We must also question if everyone is reporting honestly. While these systems are anonymous, they often roll up to a manager. If a manager has 10 reports and one is unhappy, my money is on a good manager to know who it is already. And from an employee point of view, I may even find it risky to be the one employee who said I’m not happy…

Don’t misunderstand me, employee happiness is a good thing. Morale at work absolutely matters. It is an important part of company culture and makes everything go more smoothly.

But it’s critical to remember the things that keep people truly engaged. To name just a few: interesting work, opportunities for more responsibility, autonomy, and a sense of purpose. Engagement is a two-way street where employees know what is expected of them, can get behind the brand, and have a strong sense of ownership for their work. Employers carefully manage the brand message internally and provide a roadmap for success to employees, which also is beneficial to the organization. If we’re just asking about happiness, we aren’t finding out much about how these important components are coming together.

The subtleties of getting this right are very important. It’s about balancing the needs of individuals and the needs of the organization. And then, it’s about designing a framework that allows for brand values, feedback, incentives, and recognition to be cohesive and coherent.
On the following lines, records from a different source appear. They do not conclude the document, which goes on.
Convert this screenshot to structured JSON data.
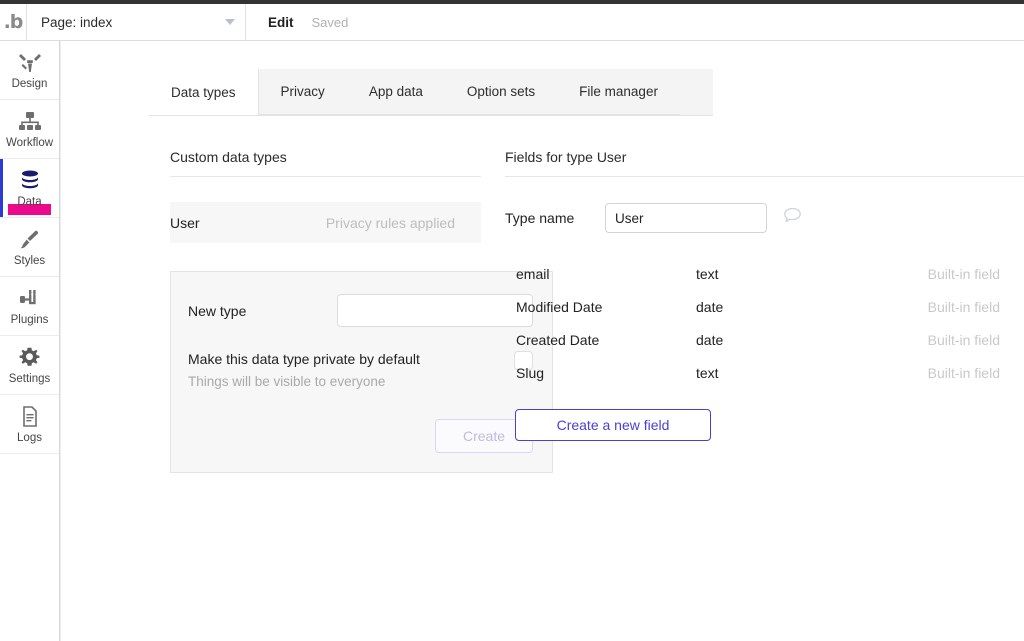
{
  "topbar": {
    "logo": "bubble-logo",
    "logo_text": ".b",
    "page_selector_label": "Page: index",
    "dropdown_icon": "chevron-down-icon",
    "edit_label": "Edit",
    "save_status": "Saved"
  },
  "sidebar": {
    "items": [
      {
        "label": "Design",
        "icon": "design-icon",
        "active": false
      },
      {
        "label": "Workflow",
        "icon": "workflow-icon",
        "active": false
      },
      {
        "label": "Data",
        "icon": "database-icon",
        "active": true
      },
      {
        "label": "Styles",
        "icon": "brush-icon",
        "active": false
      },
      {
        "label": "Plugins",
        "icon": "plug-icon",
        "active": false
      },
      {
        "label": "Settings",
        "icon": "gear-icon",
        "active": false
      },
      {
        "label": "Logs",
        "icon": "document-icon",
        "active": false
      }
    ],
    "active_indicator_color": "#2d3bd6",
    "highlight_color": "#eb0a8c"
  },
  "tabs": [
    {
      "label": "Data types",
      "active": true
    },
    {
      "label": "Privacy",
      "active": false
    },
    {
      "label": "App data",
      "active": false
    },
    {
      "label": "Option sets",
      "active": false
    },
    {
      "label": "File manager",
      "active": false
    }
  ],
  "left_panel": {
    "title": "Custom data types",
    "types": [
      {
        "name": "User",
        "status": "Privacy rules applied"
      }
    ],
    "new_type": {
      "label": "New type",
      "value": "",
      "placeholder": "",
      "private_label": "Make this data type private by default",
      "private_hint": "Things will be visible to everyone",
      "private_checked": false,
      "create_button": "Create",
      "create_button_enabled": false
    }
  },
  "right_panel": {
    "title": "Fields for type User",
    "type_name_label": "Type name",
    "type_name_value": "User",
    "comment_icon": "speech-bubble-icon",
    "fields": [
      {
        "name": "email",
        "type": "text",
        "note": "Built-in field"
      },
      {
        "name": "Modified Date",
        "type": "date",
        "note": "Built-in field"
      },
      {
        "name": "Created Date",
        "type": "date",
        "note": "Built-in field"
      },
      {
        "name": "Slug",
        "type": "text",
        "note": "Built-in field"
      }
    ],
    "create_field_button": "Create a new field",
    "accent_color": "#4a41d4"
  }
}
The communication required to succeed is far beyond a smiley face or a thumbs-up. Ultimately, pulse survey software is a tool and not a solution. There has to be sound program design and responsiveness to back it up, or it’s just another statistic without a strategy.